Wheatfield Near Fort Pierre, South Dakota. Photograph by Robert Clements
Saturday, August 14, 2010
Biking Around Belle, Turtle Sundaes, and Mammatus Clouds
Mammatus Clouds Over Belle Fourche, South Dakota. Photograph by Robert Clements
Biking around Belle Fourche reminds me of the freedom I drank in as as an eleven-year old tomboy with braids and cut-up knees, banging along on my one-speed blue bicycle. I had no helmet, I rode anywhere by myself, and the uglification known as Spandex was but a stretch away in someone's imagination somewhere. If anyone was to ask me what my favorite gift of all time was, I would have to say that bike. My father wheeled it into the house as a complete surprise on my birthday and I can still recall my speechless state of wonder at its introduction into my life.
Now I ride a Schwinn crossover with about 24 speeds and I am, as I keep telling myself, in Belle Fourche, South Dakota. (A side note: Trying to make Betty in India, who was helping me with student loan changes, understand the spelling of Fourche versus the pronounciation [Foosh] was a trip in itself. We worked it out, but it wasn't pretty.) Anyway, Belle has several concrete connecting walking and biking paths known as the River Walk, so called because some of the paths parallel the Belle Fourche River.
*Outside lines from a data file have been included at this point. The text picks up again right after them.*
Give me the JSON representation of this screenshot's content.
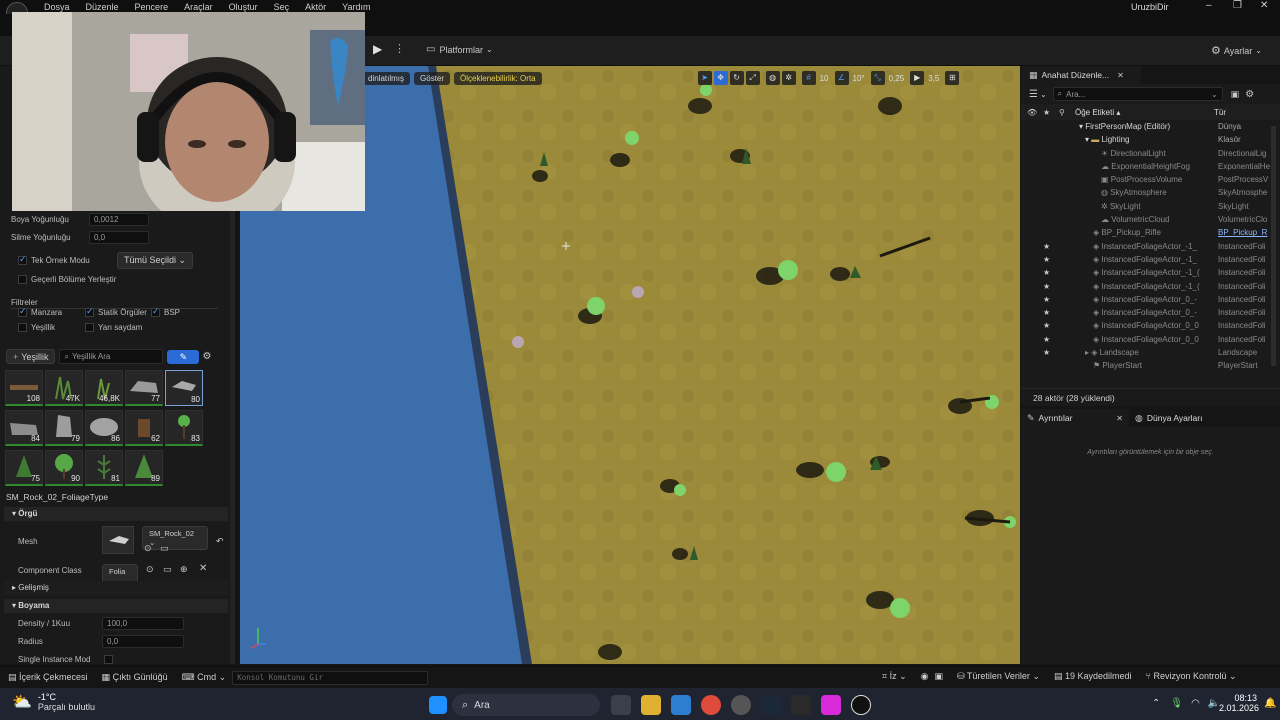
{
  "menu": [
    "Dosya",
    "Düzenle",
    "Pencere",
    "Araçlar",
    "Oluştur",
    "Seç",
    "Aktör",
    "Yardım"
  ],
  "window": {
    "project_name": "UruzbiDir"
  },
  "toolbar": {
    "platforms_label": "Platformlar",
    "settings_label": "Ayarlar"
  },
  "left_panel": {
    "paint_density_label": "Boya Yoğunluğu",
    "paint_density_value": "0,0012",
    "erase_density_label": "Silme Yoğunluğu",
    "erase_density_value": "0,0",
    "single_instance_label": "Tek Örnek Modu",
    "single_instance_value": "Tümü Seçildi",
    "place_current_level_label": "Geçerli Bölüme Yerleştir",
    "filters_label": "Filtreler",
    "filters": [
      {
        "label": "Manzara",
        "checked": true
      },
      {
        "label": "Statik Örgüler",
        "checked": true
      },
      {
        "label": "BSP",
        "checked": true
      },
      {
        "label": "Yeşillik",
        "checked": false
      },
      {
        "label": "Yarı saydam",
        "checked": false
      }
    ],
    "foliage_button": "Yeşillik",
    "foliage_search_placeholder": "Yeşillik Ara",
    "thumb_counts": [
      "108",
      "47K",
      "46,8K",
      "77",
      "80",
      "84",
      "79",
      "86",
      "62",
      "83",
      "75",
      "90",
      "81",
      "89"
    ],
    "selected_type": "SM_Rock_02_FoliageType",
    "mesh_section": "Örgü",
    "mesh_label": "Mesh",
    "mesh_value": "SM_Rock_02",
    "component_class_label": "Component Class",
    "component_class_value": "Folia",
    "advanced_label": "Gelişmiş",
    "painting_section": "Boyama",
    "density_label": "Density / 1Kuu",
    "density_value": "100,0",
    "radius_label": "Radius",
    "radius_value": "0,0",
    "single_instance_mode_label": "Single Instance Mod"
  },
  "viewport": {
    "view_mode": "dinlatılmış",
    "show_label": "Göster",
    "scalability_label": "Ölçeklenebilirlik: Orta",
    "grid_value": "10",
    "angle_value": "10°",
    "scale_value": "0,25",
    "camera_speed": "3,5"
  },
  "outliner": {
    "tab_label": "Anahat Düzenle...",
    "search_placeholder": "Ara...",
    "col_label": "Öğe Etiketi",
    "col_type": "Tür",
    "rows": [
      {
        "name": "FirstPersonMap (Editör)",
        "type": "Dünya"
      },
      {
        "name": "Lighting",
        "type": "Klasör"
      },
      {
        "name": "DirectionalLight",
        "type": "DirectionalLig"
      },
      {
        "name": "ExponentialHeightFog",
        "type": "ExponentialHe"
      },
      {
        "name": "PostProcessVolume",
        "type": "PostProcessV"
      },
      {
        "name": "SkyAtmosphere",
        "type": "SkyAtmosphe"
      },
      {
        "name": "SkyLight",
        "type": "SkyLight"
      },
      {
        "name": "VolumetricCloud",
        "type": "VolumetricClo"
      },
      {
        "name": "BP_Pickup_Rifle",
        "type": "BP_Pickup_R"
      },
      {
        "name": "InstancedFoliageActor_-1_",
        "type": "InstancedFoli"
      },
      {
        "name": "InstancedFoliageActor_-1_",
        "type": "InstancedFoli"
      },
      {
        "name": "InstancedFoliageActor_-1_(",
        "type": "InstancedFoli"
      },
      {
        "name": "InstancedFoliageActor_-1_(",
        "type": "InstancedFoli"
      },
      {
        "name": "InstancedFoliageActor_0_-",
        "type": "InstancedFoli"
      },
      {
        "name": "InstancedFoliageActor_0_-",
        "type": "InstancedFoli"
      },
      {
        "name": "InstancedFoliageActor_0_0",
        "type": "InstancedFoli"
      },
      {
        "name": "InstancedFoliageActor_0_0",
        "type": "InstancedFoli"
      },
      {
        "name": "Landscape",
        "type": "Landscape"
      },
      {
        "name": "PlayerStart",
        "type": "PlayerStart"
      }
    ],
    "actor_count": "28 aktör (28 yüklendi)"
  },
  "details": {
    "tab_label": "Ayrıntılar",
    "world_settings_label": "Dünya Ayarları",
    "empty_text": "Ayrıntıları görüntülemek için bir obje seç."
  },
  "statusbar": {
    "content_drawer": "İçerik Çekmecesi",
    "output_log": "Çıktı Günlüğü",
    "cmd_label": "Cmd",
    "console_placeholder": "Konsol Komutunu Gir",
    "trace_label": "İz",
    "derived_data": "Türetilen Veriler",
    "unsaved": "19 Kaydedilmedi",
    "revision_control": "Revizyon Kontrolü"
  },
  "taskbar": {
    "temperature": "-1°C",
    "weather": "Parçalı bulutlu",
    "search_label": "Ara",
    "time": "08:13",
    "date": "2.01.2026"
  },
  "colors": {
    "accent": "#4ea1ff",
    "terrain": "#9c8b3a",
    "water": "#3c6eab",
    "scalability_text": "#e8d34a"
  }
}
Thursday night, I took the Schwinn out onto the streets. Noticed the thunderheads hovering over the town and took note. (Last blog - know your wind direction and act accordingly). I took off anyway, on a thigh-calf pumping exercise that turned into sheer joy, ears stopped up with Randy Newman's Dixie Flyer sandwiched between Diesel's Sausalito Summer Nights and Patti Scialfa's Spanish Dancer. I rode for about 45 minutes, and managed to avoid getting doused. I parked the bike and checked with Bob re: the weather. Coming our way or not? Not sure. I clipped a leash onto the dog's collar and stepped out, went down an alley, and watched the Christmas tree in Christmas Tree Park bend in half as a cold, possibly hail-laden wind plowed into the town. Rua and I hurried back into the gallery, to find Bob gathering his photographic equipment with a gleam in his eye.
"Truck? Storm?" Yes. Out we went, into the wind, with the dog and the camera equipment, and we drove to the top of a hill, and parked between radio towers and transformer stations, to watch the storm, which wasn't as bad as it could have been, at least where we were. Somewhere Else was pounded, but not Right Here. Again, that symphony of a sky, playing Night on Bald Mountain with lightning as cymbals crashing behind blackberry clouds, and occasionally snaking out to strike some unfortunate place at ground. We sat and watched and wowed for a while, and Bob took some shots, then I suggested that perhaps ice cream might be a great addition. The Dairy Queen was two blocks away - every place is two blocks away in Belle - and so we drove to the drive through and ordered turtle sundaes.
This always amuses us, because there is little else going on in tiny little Belle Fourche. Tearing it up at the Dairy Queen keeps us off the streets. Evidently, at least here in Belle, turtle sundaes come in a waffle-dish, and do not exist outside of those parameters. (Turtle sundaes are vanilla ice cream with caramel and chocolate sauce, with pecans.) We seem to confuse the drive-in clerk every time we order one. "In a waffle dish?" the voice crackled. "No, in a plastic dish", Bob said. Pause. "Chocolate or Hot Fudge?" Bob looked to me as the key decision maker in our duo. "Hot fudge," I said with a shrug. Many of my decisions are made with a shrug. Bob ordered hot fudge. The sundaes were made, without the waffle dish - hopefully the corporate angst was minimal - and we drove away from the window and parked near the Dairy Queen.
Dangling directly over the truck were several groupings of Mammatus clouds. Mammatus clouds, so called because they are shaped like breasts, are indicators that something wicked this way may be coming, probably in about a half hour or any second. But we sat and ate our turtle sundaes and shot photos of these beauties and Bob commented on how he'd never seen them so well-developed and ponderous. As time went on, they began to double up, looking more like Rocky Mountain oysters. They paraded across the sky like a rowdy Mardi-Gras parade and headed for Hoover. We finished our sundaes and drove home, pumped up with sugar and sauce and electricity, warmly alive in a Thursday night small-town summer night kind of way.
"What would have happened," Bob said later, "If we had ordered both chocolate and hot fudge?"